I’m not going to lie, I saw this coming.
Ask any of the staff that I spoke with before the game. For some reason I saw this from the minute we got here. I was confident that Fairfield would win against Auburn the first time. I was confident that Pearland would beat them, and then I knew that if Fairfield saw Washington again, that it would all end.
Don’t ask me how I knew it, I just did.
It sounds like hindsight too. But, Auburn was here for a reason. Fairfield beat them because the team made some more plays and got a timely hit. Auburn wanted Fairfield again, they got Fairfield again, and they beat them. Hats off.
For more on that game, click here
With that being said, I feel bad for the boys. They had a great summer and did something that no 12-year-old team in Fairfield has ever done in reaching Williamsport. They’re champions and they deserve all of the honors, accolades and memories that they will receive.
Along the same lines, it sounds like Chris Daley is upset, but said there is a silver lining. He gets to help his oldest son move into Johns Hopkins on Thursday. He’s going straight to Baltimore from Williamsport and then back to Fairfield. Sounds like Larry Klein and the rest of the team will depart soon, but they’re allowed to stay until Sunday, so maybe they will.
I’m excited to be going home. I miss my bed, I’m pretty much out of clean clothes, and a week away has been a long time. Plus, Williamsport is only so fun to be in for so long.
But with all of that said, this was really a huge thrill for me too.
I’m honestly going to miss the interaction with the other press members. Mingling with people with huge beats, or famous people. I’m going to miss covering an event that my friends and family can watch on TV all over the country, I’m going to miss feeling like a big deal.
Events like this are why I got into journalism and now that it is over, it is hard to go back.
And I know it isn’t about me. It’s about those 11 boys and two coaches who took all of us for a ride. It’s about Nate Klein’s smile and Nick Nardone’s tenacity and Jack Quinn’s goofiness. It’s about fathers and sons taking bonding over baseball as far as it could go.
It’s about an event that is so good and nice, so honest and pure that not even ESPN could screw it up, although they do their damndest to try.
It’s about Dugout the mascot, and trading pins and small towns and cheering the team of youngsters as it takes the field, even as it trails by 11 runs. This whole thing reminds me why baseball is still the greatest sport around. I’m getting emotional just typing this all up. For anyone who has the opportunity, I’d recommend it highly, and if you have kids, take them with you too, they’ll love it.

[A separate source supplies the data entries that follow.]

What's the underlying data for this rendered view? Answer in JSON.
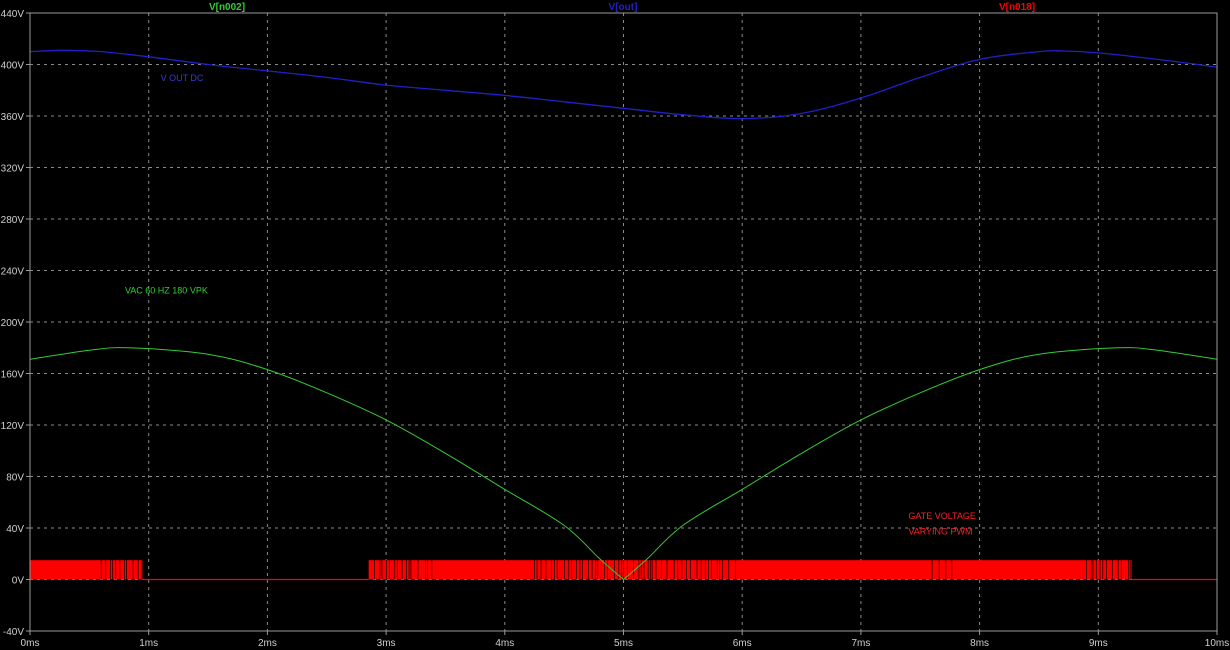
{
  "colors": {
    "background": "#000000",
    "grid": "#8a8a8a",
    "axis_text": "#cfcfcf",
    "frame": "#9a9a9a"
  },
  "chart_data": {
    "type": "line",
    "title": "",
    "xlabel": "",
    "ylabel": "",
    "xlim": [
      0,
      10
    ],
    "ylim": [
      -40,
      440
    ],
    "x_unit": "ms",
    "y_unit": "V",
    "grid": true,
    "x_ticks": [
      "0ms",
      "1ms",
      "2ms",
      "3ms",
      "4ms",
      "5ms",
      "6ms",
      "7ms",
      "8ms",
      "9ms",
      "10ms"
    ],
    "y_ticks": [
      "-40V",
      "0V",
      "40V",
      "80V",
      "120V",
      "160V",
      "200V",
      "240V",
      "280V",
      "320V",
      "360V",
      "400V",
      "440V"
    ],
    "legend_position": "top",
    "series": [
      {
        "name": "V[n002]",
        "color": "#33cc33",
        "x": [
          0,
          0.5,
          0.83,
          1.5,
          2,
          2.5,
          3,
          3.5,
          4,
          4.5,
          4.8,
          5.0,
          5.2,
          5.5,
          6,
          6.5,
          7,
          7.5,
          8,
          8.5,
          9.17,
          9.5,
          10
        ],
        "y": [
          171,
          178,
          180,
          175,
          163,
          145,
          124,
          98,
          70,
          42,
          16,
          0,
          16,
          42,
          70,
          98,
          124,
          145,
          163,
          175,
          180,
          178,
          171
        ]
      },
      {
        "name": "V[out]",
        "color": "#2020c8",
        "x": [
          0,
          0.3,
          0.6,
          1,
          1.5,
          2,
          2.5,
          3,
          3.5,
          4,
          4.5,
          5,
          5.5,
          6,
          6.5,
          7,
          7.5,
          8,
          8.5,
          8.7,
          9,
          9.5,
          10
        ],
        "y": [
          410,
          411,
          410,
          406,
          400,
          395,
          390,
          384,
          380,
          376,
          371,
          366,
          361,
          358,
          362,
          374,
          390,
          404,
          410,
          410.5,
          409,
          404,
          398
        ]
      },
      {
        "name": "V[n018]",
        "color": "#ff0000",
        "pwm_high": 15,
        "pwm_low": 0,
        "active_intervals": [
          [
            0,
            0.95
          ],
          [
            2.85,
            9.28
          ]
        ],
        "low_intervals": [
          [
            0.95,
            2.85
          ],
          [
            9.28,
            10
          ]
        ]
      }
    ],
    "annotations": [
      {
        "text": "V OUT DC",
        "x": 1.1,
        "y": 387,
        "color": "#3a3ad8"
      },
      {
        "text": "VAC 60 HZ 180 VPK",
        "x": 0.8,
        "y": 222,
        "color": "#33cc33"
      },
      {
        "text": "GATE VOLTAGE",
        "x": 7.4,
        "y": 47,
        "color": "#ff2020"
      },
      {
        "text": "VARYING PWM",
        "x": 7.4,
        "y": 35,
        "color": "#ff2020"
      }
    ]
  }
}
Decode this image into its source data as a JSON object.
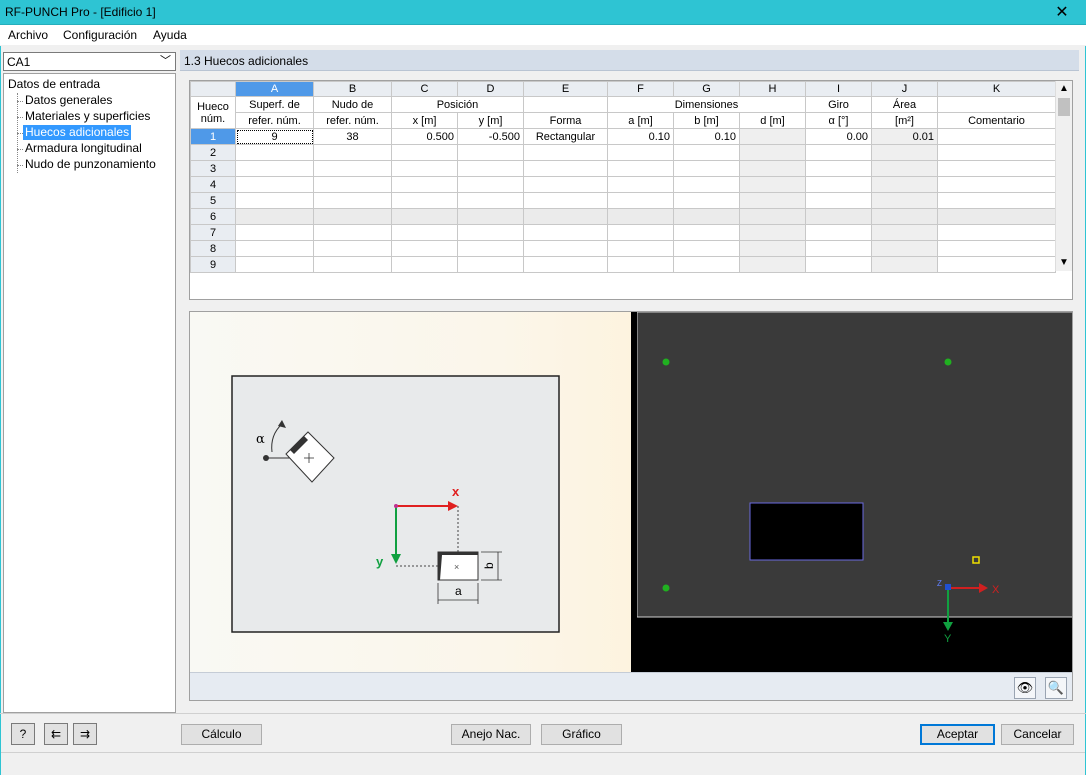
{
  "window": {
    "title": "RF-PUNCH Pro - [Edificio 1]",
    "close_glyph": "✕"
  },
  "menu": [
    "Archivo",
    "Configuración",
    "Ayuda"
  ],
  "case_select": {
    "value": "CA1"
  },
  "tree": {
    "root": "Datos de entrada",
    "items": [
      "Datos generales",
      "Materiales y superficies",
      "Huecos adicionales",
      "Armadura longitudinal",
      "Nudo de punzonamiento"
    ],
    "selected_index": 2
  },
  "panel_title": "1.3 Huecos adicionales",
  "table": {
    "col_letters": [
      "A",
      "B",
      "C",
      "D",
      "E",
      "F",
      "G",
      "H",
      "I",
      "J",
      "K"
    ],
    "header_row_label_1": "Hueco",
    "header_row_label_2": "núm.",
    "header_top": {
      "A": "Superf. de",
      "B": "Nudo de",
      "CD": "Posición",
      "E": "",
      "FGH": "Dimensiones",
      "I": "Giro",
      "J": "Área",
      "K": ""
    },
    "header_bottom": {
      "A": "refer. núm.",
      "B": "refer. núm.",
      "C": "x [m]",
      "D": "y [m]",
      "E": "Forma",
      "F": "a [m]",
      "G": "b [m]",
      "H": "d [m]",
      "I": "α [°]",
      "J": "[m²]",
      "K": "Comentario"
    },
    "rows": [
      {
        "n": "1",
        "A": "9",
        "B": "38",
        "C": "0.500",
        "D": "-0.500",
        "E": "Rectangular",
        "F": "0.10",
        "G": "0.10",
        "H": "",
        "I": "0.00",
        "J": "0.01",
        "K": ""
      },
      {
        "n": "2",
        "A": "",
        "B": "",
        "C": "",
        "D": "",
        "E": "",
        "F": "",
        "G": "",
        "H": "",
        "I": "",
        "J": "",
        "K": ""
      },
      {
        "n": "3",
        "A": "",
        "B": "",
        "C": "",
        "D": "",
        "E": "",
        "F": "",
        "G": "",
        "H": "",
        "I": "",
        "J": "",
        "K": ""
      },
      {
        "n": "4",
        "A": "",
        "B": "",
        "C": "",
        "D": "",
        "E": "",
        "F": "",
        "G": "",
        "H": "",
        "I": "",
        "J": "",
        "K": ""
      },
      {
        "n": "5",
        "A": "",
        "B": "",
        "C": "",
        "D": "",
        "E": "",
        "F": "",
        "G": "",
        "H": "",
        "I": "",
        "J": "",
        "K": ""
      },
      {
        "n": "6",
        "A": "",
        "B": "",
        "C": "",
        "D": "",
        "E": "",
        "F": "",
        "G": "",
        "H": "",
        "I": "",
        "J": "",
        "K": ""
      },
      {
        "n": "7",
        "A": "",
        "B": "",
        "C": "",
        "D": "",
        "E": "",
        "F": "",
        "G": "",
        "H": "",
        "I": "",
        "J": "",
        "K": ""
      },
      {
        "n": "8",
        "A": "",
        "B": "",
        "C": "",
        "D": "",
        "E": "",
        "F": "",
        "G": "",
        "H": "",
        "I": "",
        "J": "",
        "K": ""
      },
      {
        "n": "9",
        "A": "",
        "B": "",
        "C": "",
        "D": "",
        "E": "",
        "F": "",
        "G": "",
        "H": "",
        "I": "",
        "J": "",
        "K": ""
      }
    ]
  },
  "diagram": {
    "alpha": "α",
    "x_axis": "x",
    "y_axis": "y",
    "dim_a": "a",
    "dim_b": "b"
  },
  "view3d": {
    "axis_x": "X",
    "axis_y": "Y",
    "axis_z": "Z"
  },
  "buttons": {
    "calc": "Cálculo",
    "annex": "Anejo Nac.",
    "graphic": "Gráfico",
    "ok": "Aceptar",
    "cancel": "Cancelar"
  },
  "colors": {
    "titlebar": "#2ec4d3",
    "selection": "#3399ff",
    "axis_x": "#e02020",
    "axis_y": "#10a040",
    "node": "#20b020"
  }
}
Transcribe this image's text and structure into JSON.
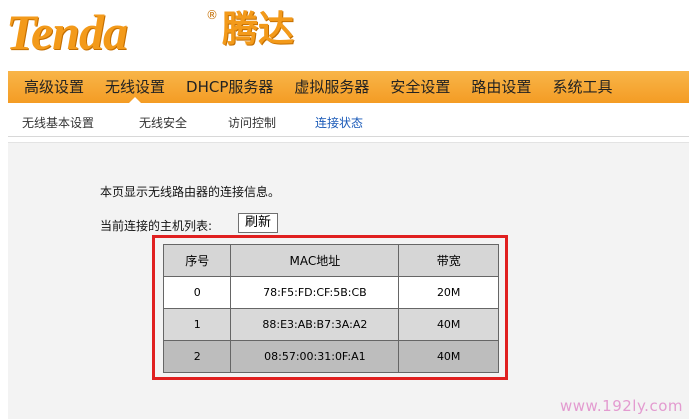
{
  "brand": {
    "name": "Tenda",
    "registered": "®",
    "name_cn": "腾达"
  },
  "main_nav": {
    "items": [
      {
        "label": "高级设置",
        "active": false
      },
      {
        "label": "无线设置",
        "active": true
      },
      {
        "label": "DHCP服务器",
        "active": false
      },
      {
        "label": "虚拟服务器",
        "active": false
      },
      {
        "label": "安全设置",
        "active": false
      },
      {
        "label": "路由设置",
        "active": false
      },
      {
        "label": "系统工具",
        "active": false
      }
    ]
  },
  "sub_nav": {
    "items": [
      {
        "label": "无线基本设置",
        "active": false
      },
      {
        "label": "无线安全",
        "active": false
      },
      {
        "label": "访问控制",
        "active": false
      },
      {
        "label": "连接状态",
        "active": true
      }
    ]
  },
  "content": {
    "intro": "本页显示无线路由器的连接信息。",
    "hosts_label": "当前连接的主机列表:",
    "refresh_label": "刷新",
    "table": {
      "headers": [
        "序号",
        "MAC地址",
        "带宽"
      ],
      "rows": [
        [
          "0",
          "78:F5:FD:CF:5B:CB",
          "20M"
        ],
        [
          "1",
          "88:E3:AB:B7:3A:A2",
          "40M"
        ],
        [
          "2",
          "08:57:00:31:0F:A1",
          "40M"
        ]
      ]
    }
  },
  "watermark": "www.192ly.com",
  "colors": {
    "brand_orange": "#f39a1a",
    "nav_orange": "#f49c24",
    "active_sub": "#1a5ab8",
    "highlight_red": "#e02020"
  }
}
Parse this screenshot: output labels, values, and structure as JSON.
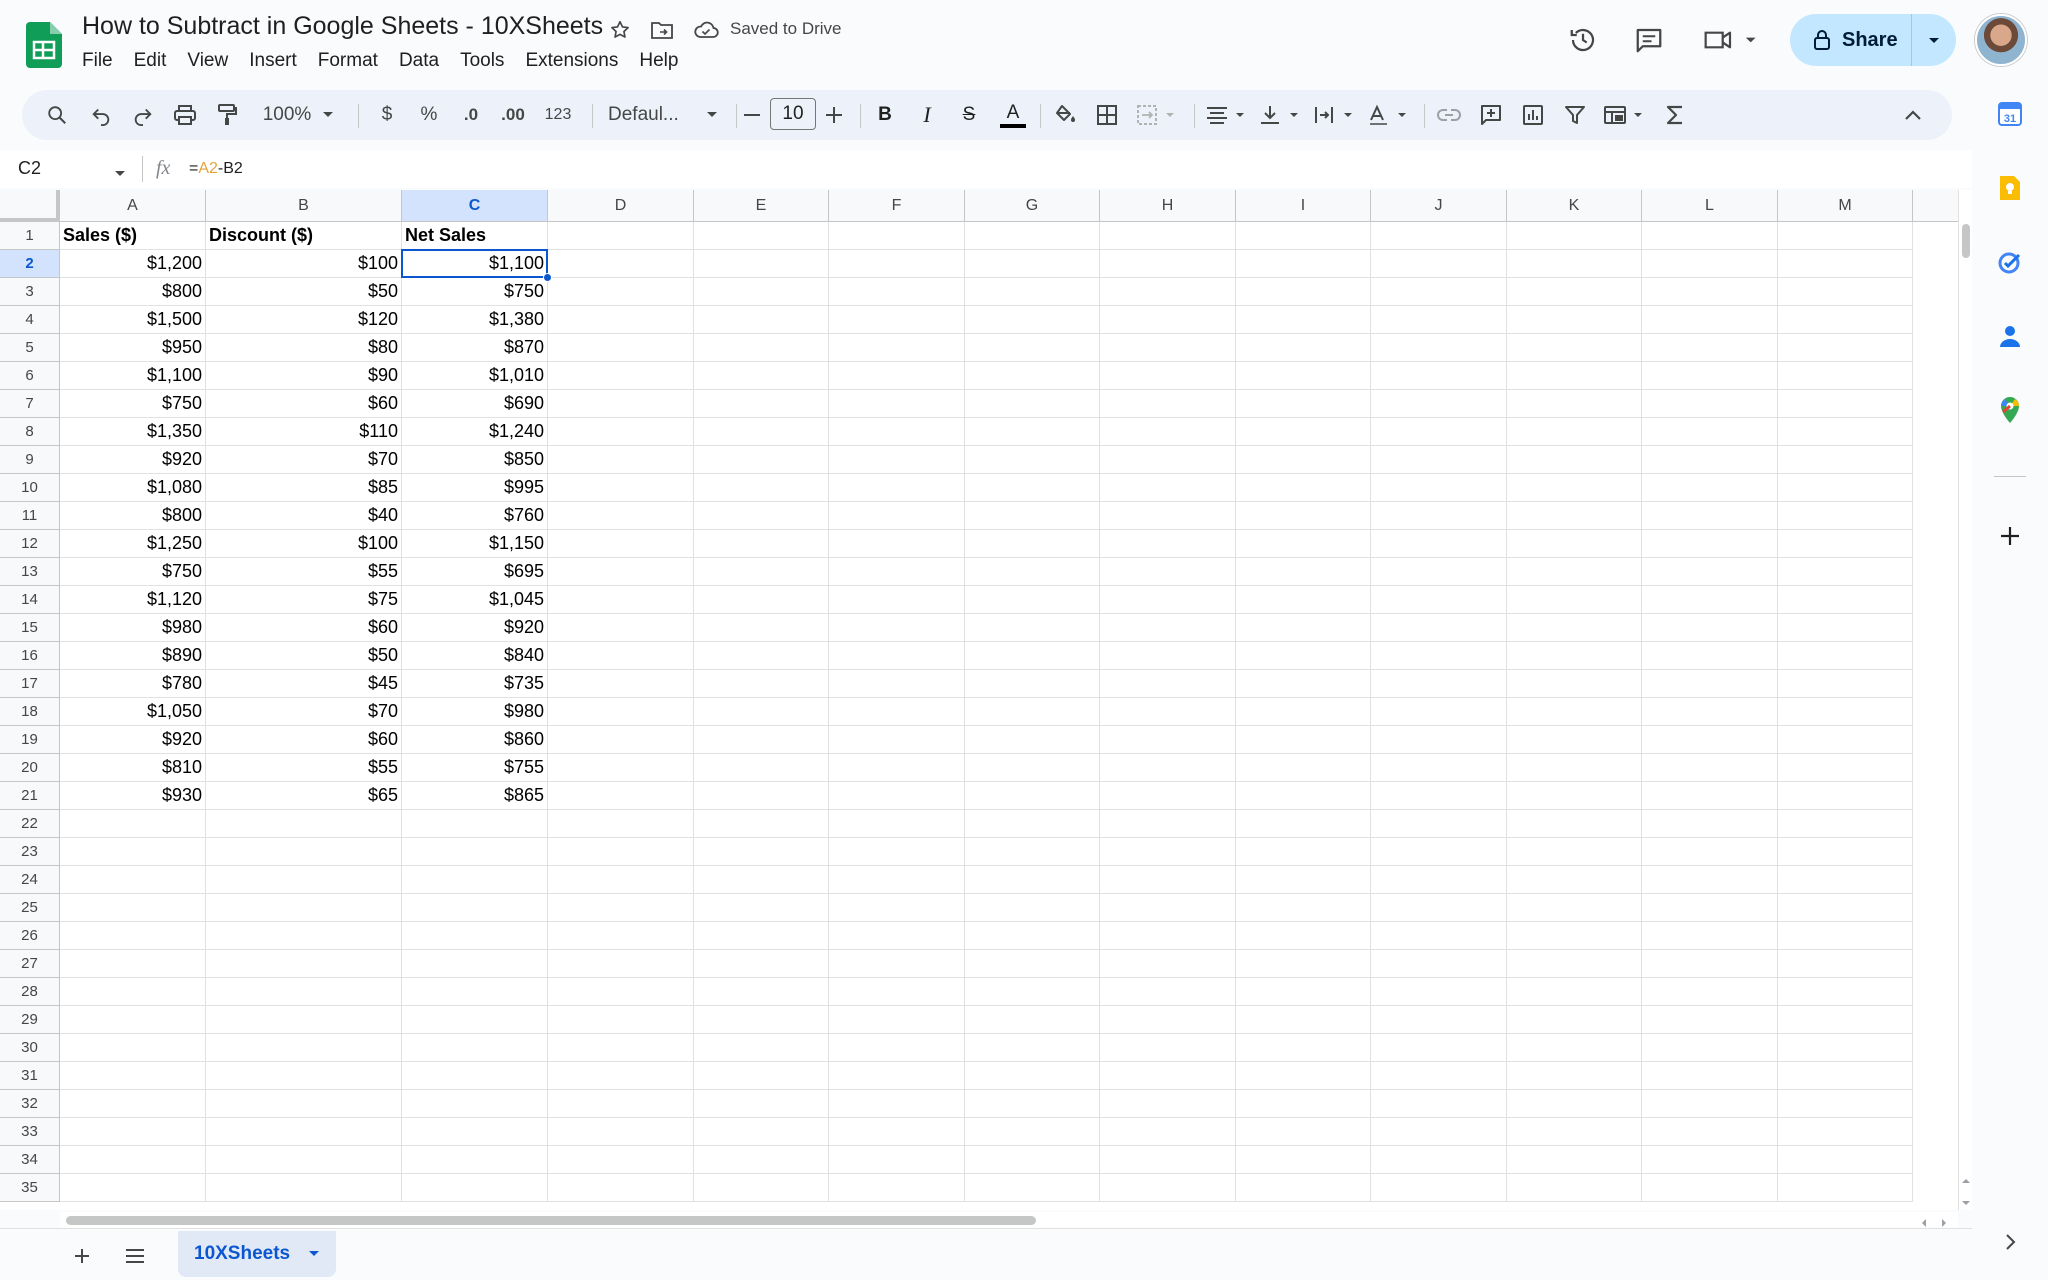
{
  "app": {
    "doc_title": "How to Subtract in Google Sheets - 10XSheets",
    "saved_status": "Saved to Drive",
    "share_label": "Share"
  },
  "menu": [
    "File",
    "Edit",
    "View",
    "Insert",
    "Format",
    "Data",
    "Tools",
    "Extensions",
    "Help"
  ],
  "toolbar": {
    "zoom": "100%",
    "currency": "$",
    "percent": "%",
    "dec_decrease": ".0",
    "dec_increase": ".00",
    "number_format": "123",
    "font": "Defaul...",
    "font_size": "10",
    "bold": "B",
    "italic": "I",
    "strike": "S",
    "text_color": "A"
  },
  "formula_bar": {
    "cell_ref": "C2",
    "fx": "fx",
    "formula_prefix": "=",
    "formula_ref1": "A2",
    "formula_rest": "-B2"
  },
  "grid": {
    "columns": [
      "A",
      "B",
      "C",
      "D",
      "E",
      "F",
      "G",
      "H",
      "I",
      "J",
      "K",
      "L",
      "M"
    ],
    "selected_column": "C",
    "selected_row": 2,
    "row_numbers": [
      1,
      2,
      3,
      4,
      5,
      6,
      7,
      8,
      9,
      10,
      11,
      12,
      13,
      14,
      15,
      16,
      17,
      18,
      19,
      20,
      21,
      22,
      23,
      24,
      25,
      26,
      27,
      28,
      29,
      30,
      31,
      32,
      33,
      34,
      35
    ],
    "headers": [
      "Sales ($)",
      "Discount ($)",
      "Net Sales"
    ],
    "rows": [
      [
        "$1,200",
        "$100",
        "$1,100"
      ],
      [
        "$800",
        "$50",
        "$750"
      ],
      [
        "$1,500",
        "$120",
        "$1,380"
      ],
      [
        "$950",
        "$80",
        "$870"
      ],
      [
        "$1,100",
        "$90",
        "$1,010"
      ],
      [
        "$750",
        "$60",
        "$690"
      ],
      [
        "$1,350",
        "$110",
        "$1,240"
      ],
      [
        "$920",
        "$70",
        "$850"
      ],
      [
        "$1,080",
        "$85",
        "$995"
      ],
      [
        "$800",
        "$40",
        "$760"
      ],
      [
        "$1,250",
        "$100",
        "$1,150"
      ],
      [
        "$750",
        "$55",
        "$695"
      ],
      [
        "$1,120",
        "$75",
        "$1,045"
      ],
      [
        "$980",
        "$60",
        "$920"
      ],
      [
        "$890",
        "$50",
        "$840"
      ],
      [
        "$780",
        "$45",
        "$735"
      ],
      [
        "$1,050",
        "$70",
        "$980"
      ],
      [
        "$920",
        "$60",
        "$860"
      ],
      [
        "$810",
        "$55",
        "$755"
      ],
      [
        "$930",
        "$65",
        "$865"
      ]
    ]
  },
  "sheet_tabs": [
    "10XSheets"
  ],
  "colors": {
    "accent": "#0b57d0",
    "share_bg": "#c2e7ff",
    "toolbar_bg": "#edf2fa",
    "sheets_green": "#0f9d58"
  }
}
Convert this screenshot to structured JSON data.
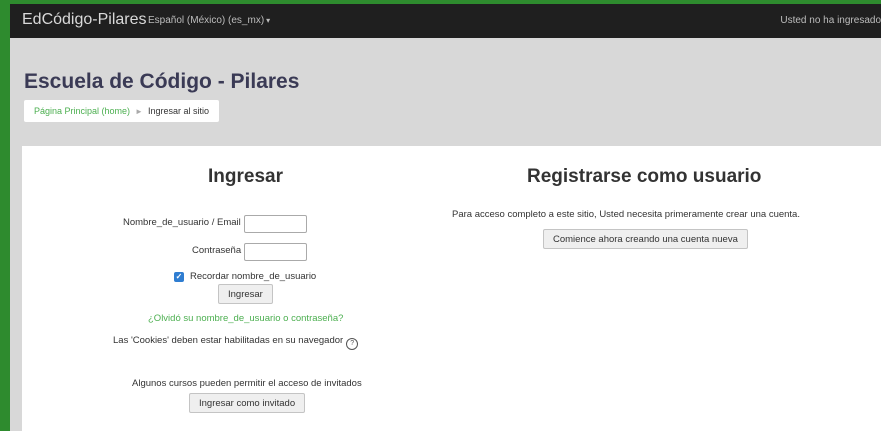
{
  "navbar": {
    "brand": "EdCódigo-Pilares",
    "language": "Español (México) (es_mx)",
    "language_caret": "▾",
    "login_info": "Usted no ha ingresado"
  },
  "header": {
    "site_title": "Escuela de Código - Pilares",
    "breadcrumb": {
      "home": "Página Principal (home)",
      "separator": "►",
      "current": "Ingresar al sitio"
    }
  },
  "login": {
    "title": "Ingresar",
    "username_label": "Nombre_de_usuario / Email",
    "username_value": "",
    "password_label": "Contraseña",
    "password_value": "",
    "remember_checked": true,
    "remember_label": "Recordar nombre_de_usuario",
    "submit_label": "Ingresar",
    "forgot_link": "¿Olvidó su nombre_de_usuario o contraseña?",
    "cookies_text": "Las 'Cookies' deben estar habilitadas en su navegador",
    "help_glyph": "?",
    "guest_text": "Algunos cursos pueden permitir el acceso de invitados",
    "guest_button": "Ingresar como invitado"
  },
  "signup": {
    "title": "Registrarse como usuario",
    "description": "Para acceso completo a este sitio, Usted necesita primeramente crear una cuenta.",
    "button": "Comience ahora creando una cuenta nueva"
  }
}
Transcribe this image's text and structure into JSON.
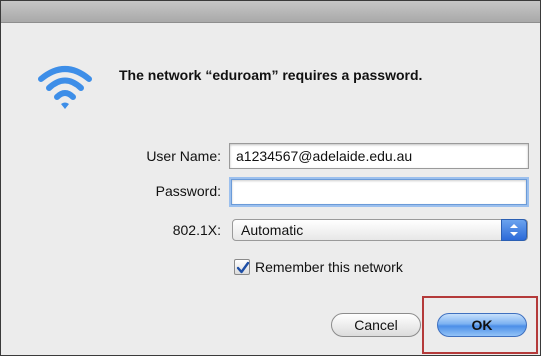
{
  "dialog": {
    "message": "The network “eduroam” requires a password.",
    "icon": "wifi-icon"
  },
  "form": {
    "username_label": "User Name:",
    "username_value": "a1234567@adelaide.edu.au",
    "password_label": "Password:",
    "password_value": "",
    "eap_label": "802.1X:",
    "eap_value": "Automatic",
    "remember_label": "Remember this network",
    "remember_checked": true
  },
  "buttons": {
    "cancel_label": "Cancel",
    "ok_label": "OK"
  },
  "colors": {
    "accent": "#3d8ee8",
    "highlight": "#b43a3a"
  }
}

And I’m happy that for one week, I was a part of it. I’m glad that through this blog and the stories that we’ve put together, that you back at home have been able to see in your minds eye what we’ve seen in person. I thank you all for participating, and all the kind and wonderful feedback you’ve given me. I also appreciate all of the wonderful people that I’ve met. Chris Daley summed it up best in tonight’s press conference:
“It’s been the opportunity of a lifetime.”
I’ll blog when I get home tomorrow and tie this all up. Or we could keep this space open and I’ll blog from Connecticut about the rest of the World Series. I’ll leave that choice to you. Send me your opinions. I’ll be watching either way.
(For the last time) Until tomorrow…